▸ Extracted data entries
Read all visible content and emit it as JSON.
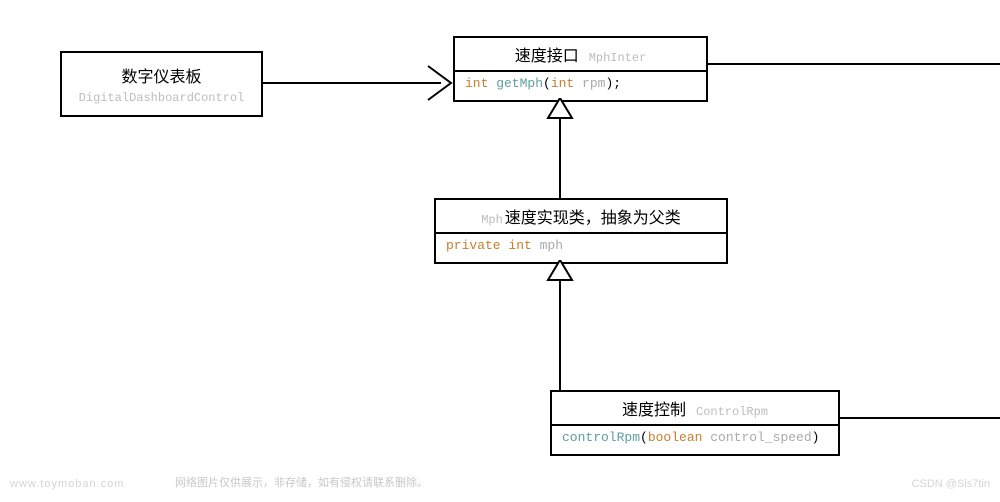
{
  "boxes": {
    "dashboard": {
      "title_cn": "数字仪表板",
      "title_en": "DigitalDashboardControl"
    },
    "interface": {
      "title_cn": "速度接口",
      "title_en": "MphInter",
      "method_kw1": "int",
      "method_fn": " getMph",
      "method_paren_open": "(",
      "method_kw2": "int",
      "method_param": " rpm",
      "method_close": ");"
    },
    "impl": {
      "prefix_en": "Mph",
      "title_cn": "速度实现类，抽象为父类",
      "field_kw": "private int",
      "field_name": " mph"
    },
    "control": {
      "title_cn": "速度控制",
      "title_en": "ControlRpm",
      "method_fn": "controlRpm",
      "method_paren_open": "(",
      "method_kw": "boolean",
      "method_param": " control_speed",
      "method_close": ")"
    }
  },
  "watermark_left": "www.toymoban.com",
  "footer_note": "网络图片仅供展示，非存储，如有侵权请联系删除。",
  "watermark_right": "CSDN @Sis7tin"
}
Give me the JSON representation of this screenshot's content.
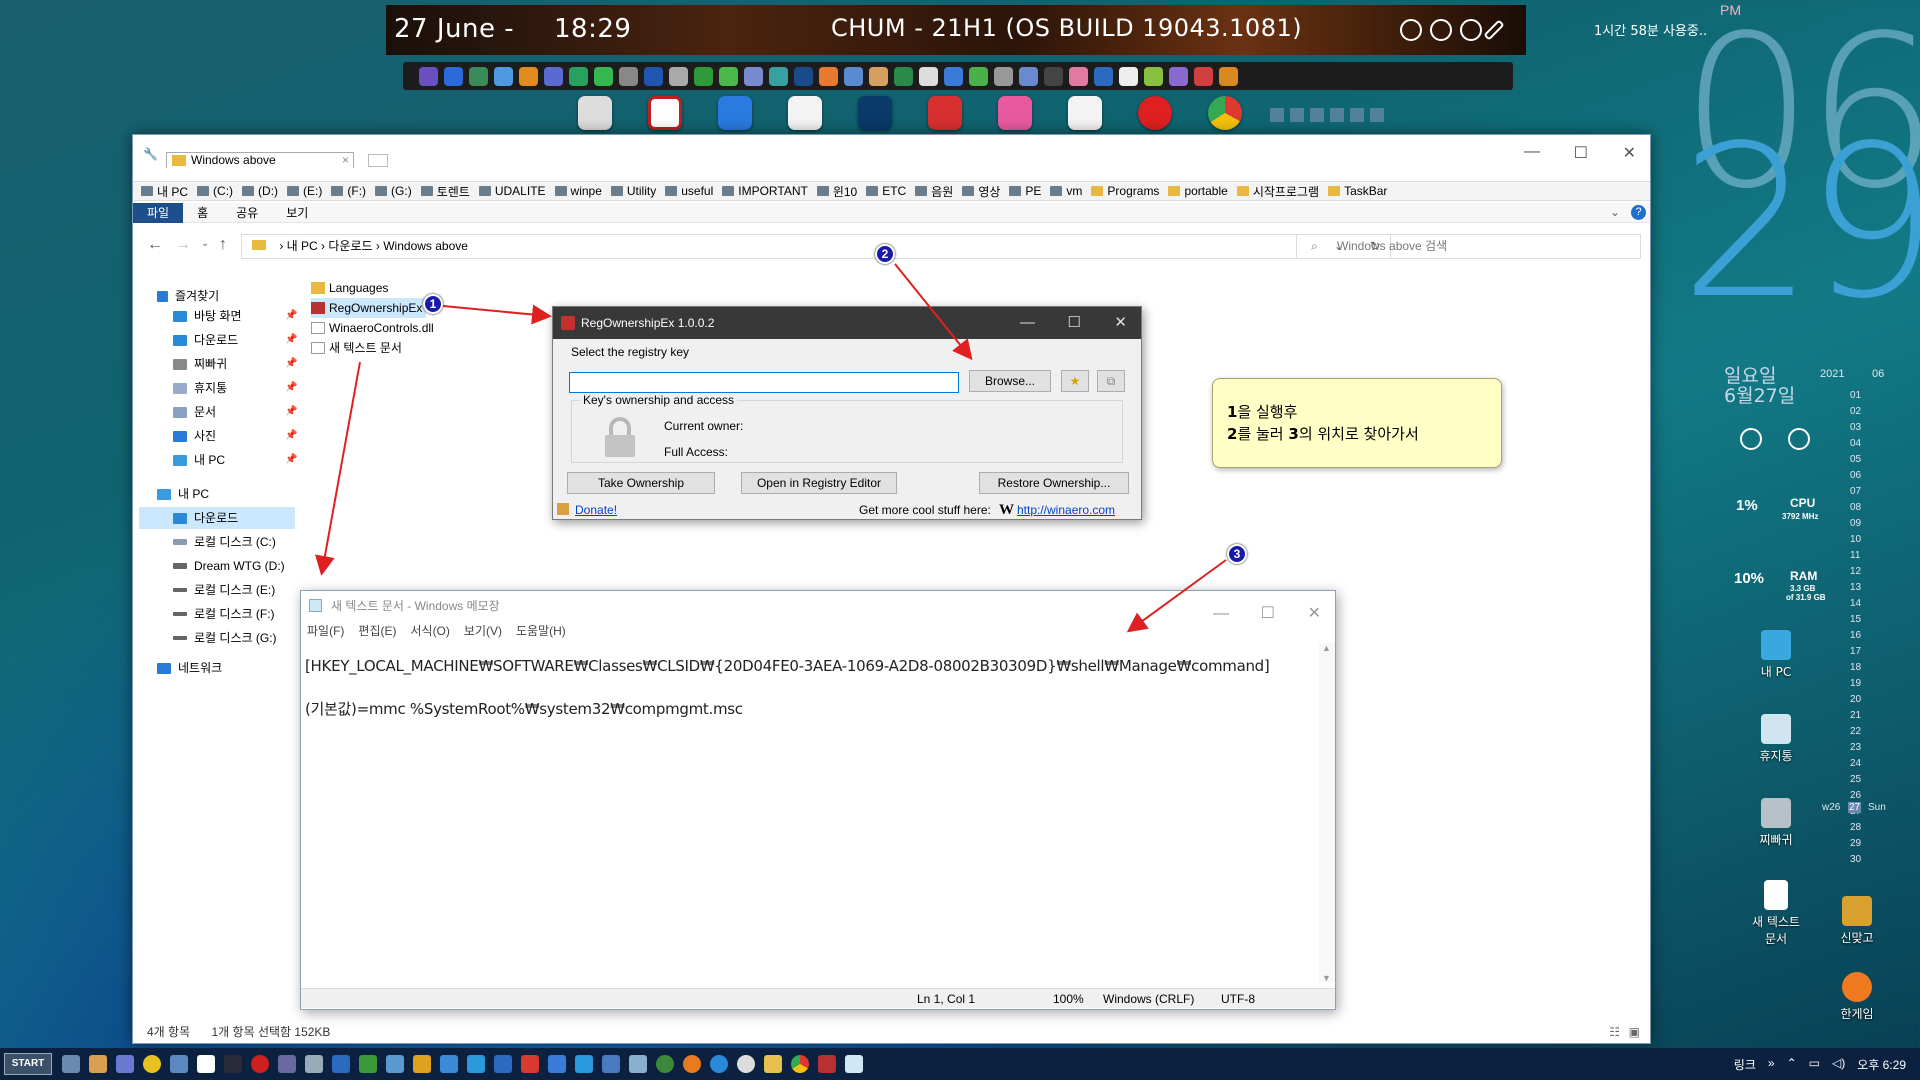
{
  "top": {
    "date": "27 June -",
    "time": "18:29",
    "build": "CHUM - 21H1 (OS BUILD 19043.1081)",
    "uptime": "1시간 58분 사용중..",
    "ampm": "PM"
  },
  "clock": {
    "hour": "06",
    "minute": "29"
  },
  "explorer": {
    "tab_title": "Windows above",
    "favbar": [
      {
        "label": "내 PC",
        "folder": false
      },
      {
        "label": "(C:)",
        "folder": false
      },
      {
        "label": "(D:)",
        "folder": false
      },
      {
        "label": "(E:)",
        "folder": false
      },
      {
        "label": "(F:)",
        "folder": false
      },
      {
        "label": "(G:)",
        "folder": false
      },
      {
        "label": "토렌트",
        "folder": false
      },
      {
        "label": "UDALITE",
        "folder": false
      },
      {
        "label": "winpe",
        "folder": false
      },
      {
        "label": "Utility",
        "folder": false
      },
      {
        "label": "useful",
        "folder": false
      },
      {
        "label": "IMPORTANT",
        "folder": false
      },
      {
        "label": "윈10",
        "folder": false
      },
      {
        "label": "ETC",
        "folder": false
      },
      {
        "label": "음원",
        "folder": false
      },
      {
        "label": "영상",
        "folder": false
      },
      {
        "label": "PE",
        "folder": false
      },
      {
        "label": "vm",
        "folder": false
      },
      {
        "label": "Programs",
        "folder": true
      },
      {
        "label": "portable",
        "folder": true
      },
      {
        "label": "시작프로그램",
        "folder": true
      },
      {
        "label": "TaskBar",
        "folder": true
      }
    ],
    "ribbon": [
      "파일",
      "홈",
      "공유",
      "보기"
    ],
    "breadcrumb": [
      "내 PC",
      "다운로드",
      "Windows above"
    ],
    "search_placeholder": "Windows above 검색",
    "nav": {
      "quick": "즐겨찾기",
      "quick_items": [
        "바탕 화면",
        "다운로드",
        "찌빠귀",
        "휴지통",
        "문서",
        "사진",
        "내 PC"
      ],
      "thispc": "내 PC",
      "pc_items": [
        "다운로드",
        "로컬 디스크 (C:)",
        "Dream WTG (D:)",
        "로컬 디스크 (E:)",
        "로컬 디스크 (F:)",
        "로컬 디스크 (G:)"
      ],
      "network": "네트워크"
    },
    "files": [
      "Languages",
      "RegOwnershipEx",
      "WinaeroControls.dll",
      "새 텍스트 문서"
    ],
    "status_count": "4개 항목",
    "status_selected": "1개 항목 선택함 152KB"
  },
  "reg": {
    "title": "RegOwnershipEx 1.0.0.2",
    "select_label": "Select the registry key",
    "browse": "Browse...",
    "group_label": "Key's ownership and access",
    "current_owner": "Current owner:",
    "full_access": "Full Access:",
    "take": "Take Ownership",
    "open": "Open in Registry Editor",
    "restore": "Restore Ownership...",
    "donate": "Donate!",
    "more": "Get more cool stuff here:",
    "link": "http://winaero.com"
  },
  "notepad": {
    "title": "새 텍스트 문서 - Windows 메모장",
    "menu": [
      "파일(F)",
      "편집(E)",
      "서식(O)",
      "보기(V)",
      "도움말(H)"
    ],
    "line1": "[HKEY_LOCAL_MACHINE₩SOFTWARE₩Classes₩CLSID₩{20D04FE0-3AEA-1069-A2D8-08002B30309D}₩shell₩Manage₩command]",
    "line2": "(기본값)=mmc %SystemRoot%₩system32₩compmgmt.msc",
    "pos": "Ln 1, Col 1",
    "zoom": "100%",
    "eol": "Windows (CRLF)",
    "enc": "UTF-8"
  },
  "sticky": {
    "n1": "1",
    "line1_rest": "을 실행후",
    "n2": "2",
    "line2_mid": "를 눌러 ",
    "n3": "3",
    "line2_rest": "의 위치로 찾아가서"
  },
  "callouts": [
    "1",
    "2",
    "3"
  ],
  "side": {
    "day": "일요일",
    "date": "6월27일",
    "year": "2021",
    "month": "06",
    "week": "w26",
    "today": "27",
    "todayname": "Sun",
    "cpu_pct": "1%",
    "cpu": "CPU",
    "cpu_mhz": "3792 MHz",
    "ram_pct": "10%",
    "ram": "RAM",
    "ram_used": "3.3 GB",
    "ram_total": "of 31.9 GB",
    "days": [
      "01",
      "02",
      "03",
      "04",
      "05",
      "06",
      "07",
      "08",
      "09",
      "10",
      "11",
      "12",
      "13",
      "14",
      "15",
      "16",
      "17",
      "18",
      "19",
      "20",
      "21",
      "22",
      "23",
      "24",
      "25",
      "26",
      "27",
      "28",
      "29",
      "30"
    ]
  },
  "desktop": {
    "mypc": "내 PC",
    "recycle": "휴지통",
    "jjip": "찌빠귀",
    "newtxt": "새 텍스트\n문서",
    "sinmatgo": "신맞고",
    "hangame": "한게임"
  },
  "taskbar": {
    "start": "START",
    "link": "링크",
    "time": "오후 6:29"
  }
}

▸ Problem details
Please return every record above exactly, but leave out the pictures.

▸ Answer space
Read all visible content and emit it as JSON.
{
  "boxes": {
    "dashboard": {
      "title_cn": "数字仪表板",
      "title_en": "DigitalDashboardControl"
    },
    "interface": {
      "title_cn": "速度接口",
      "title_en": "MphInter",
      "method_kw1": "int",
      "method_fn": " getMph",
      "method_paren_open": "(",
      "method_kw2": "int",
      "method_param": " rpm",
      "method_close": ");"
    },
    "impl": {
      "prefix_en": "Mph",
      "title_cn": "速度实现类，抽象为父类",
      "field_kw": "private int",
      "field_name": " mph"
    },
    "control": {
      "title_cn": "速度控制",
      "title_en": "ControlRpm",
      "method_fn": "controlRpm",
      "method_paren_open": "(",
      "method_kw": "boolean",
      "method_param": " control_speed",
      "method_close": ")"
    }
  },
  "watermark_left": "www.toymoban.com",
  "footer_note": "网络图片仅供展示，非存储，如有侵权请联系删除。",
  "watermark_right": "CSDN @Sis7tin"
}
Give me the JSON representation of this screenshot's content.
{
  "top": {
    "date": "27 June -",
    "time": "18:29",
    "build": "CHUM - 21H1 (OS BUILD 19043.1081)",
    "uptime": "1시간 58분 사용중..",
    "ampm": "PM"
  },
  "clock": {
    "hour": "06",
    "minute": "29"
  },
  "explorer": {
    "tab_title": "Windows above",
    "favbar": [
      {
        "label": "내 PC",
        "folder": false
      },
      {
        "label": "(C:)",
        "folder": false
      },
      {
        "label": "(D:)",
        "folder": false
      },
      {
        "label": "(E:)",
        "folder": false
      },
      {
        "label": "(F:)",
        "folder": false
      },
      {
        "label": "(G:)",
        "folder": false
      },
      {
        "label": "토렌트",
        "folder": false
      },
      {
        "label": "UDALITE",
        "folder": false
      },
      {
        "label": "winpe",
        "folder": false
      },
      {
        "label": "Utility",
        "folder": false
      },
      {
        "label": "useful",
        "folder": false
      },
      {
        "label": "IMPORTANT",
        "folder": false
      },
      {
        "label": "윈10",
        "folder": false
      },
      {
        "label": "ETC",
        "folder": false
      },
      {
        "label": "음원",
        "folder": false
      },
      {
        "label": "영상",
        "folder": false
      },
      {
        "label": "PE",
        "folder": false
      },
      {
        "label": "vm",
        "folder": false
      },
      {
        "label": "Programs",
        "folder": true
      },
      {
        "label": "portable",
        "folder": true
      },
      {
        "label": "시작프로그램",
        "folder": true
      },
      {
        "label": "TaskBar",
        "folder": true
      }
    ],
    "ribbon": [
      "파일",
      "홈",
      "공유",
      "보기"
    ],
    "breadcrumb": [
      "내 PC",
      "다운로드",
      "Windows above"
    ],
    "search_placeholder": "Windows above 검색",
    "nav": {
      "quick": "즐겨찾기",
      "quick_items": [
        "바탕 화면",
        "다운로드",
        "찌빠귀",
        "휴지통",
        "문서",
        "사진",
        "내 PC"
      ],
      "thispc": "내 PC",
      "pc_items": [
        "다운로드",
        "로컬 디스크 (C:)",
        "Dream WTG (D:)",
        "로컬 디스크 (E:)",
        "로컬 디스크 (F:)",
        "로컬 디스크 (G:)"
      ],
      "network": "네트워크"
    },
    "files": [
      "Languages",
      "RegOwnershipEx",
      "WinaeroControls.dll",
      "새 텍스트 문서"
    ],
    "status_count": "4개 항목",
    "status_selected": "1개 항목 선택함 152KB"
  },
  "reg": {
    "title": "RegOwnershipEx 1.0.0.2",
    "select_label": "Select the registry key",
    "browse": "Browse...",
    "group_label": "Key's ownership and access",
    "current_owner": "Current owner:",
    "full_access": "Full Access:",
    "take": "Take Ownership",
    "open": "Open in Registry Editor",
    "restore": "Restore Ownership...",
    "donate": "Donate!",
    "more": "Get more cool stuff here:",
    "link": "http://winaero.com"
  },
  "notepad": {
    "title": "새 텍스트 문서 - Windows 메모장",
    "menu": [
      "파일(F)",
      "편집(E)",
      "서식(O)",
      "보기(V)",
      "도움말(H)"
    ],
    "line1": "[HKEY_LOCAL_MACHINE₩SOFTWARE₩Classes₩CLSID₩{20D04FE0-3AEA-1069-A2D8-08002B30309D}₩shell₩Manage₩command]",
    "line2": "(기본값)=mmc %SystemRoot%₩system32₩compmgmt.msc",
    "pos": "Ln 1, Col 1",
    "zoom": "100%",
    "eol": "Windows (CRLF)",
    "enc": "UTF-8"
  },
  "sticky": {
    "n1": "1",
    "line1_rest": "을 실행후",
    "n2": "2",
    "line2_mid": "를 눌러 ",
    "n3": "3",
    "line2_rest": "의 위치로 찾아가서"
  },
  "callouts": [
    "1",
    "2",
    "3"
  ],
  "side": {
    "day": "일요일",
    "date": "6월27일",
    "year": "2021",
    "month": "06",
    "week": "w26",
    "today": "27",
    "todayname": "Sun",
    "cpu_pct": "1%",
    "cpu": "CPU",
    "cpu_mhz": "3792 MHz",
    "ram_pct": "10%",
    "ram": "RAM",
    "ram_used": "3.3 GB",
    "ram_total": "of 31.9 GB",
    "days": [
      "01",
      "02",
      "03",
      "04",
      "05",
      "06",
      "07",
      "08",
      "09",
      "10",
      "11",
      "12",
      "13",
      "14",
      "15",
      "16",
      "17",
      "18",
      "19",
      "20",
      "21",
      "22",
      "23",
      "24",
      "25",
      "26",
      "27",
      "28",
      "29",
      "30"
    ]
  },
  "desktop": {
    "mypc": "내 PC",
    "recycle": "휴지통",
    "jjip": "찌빠귀",
    "newtxt": "새 텍스트\n문서",
    "sinmatgo": "신맞고",
    "hangame": "한게임"
  },
  "taskbar": {
    "start": "START",
    "link": "링크",
    "time": "오후 6:29"
  }
}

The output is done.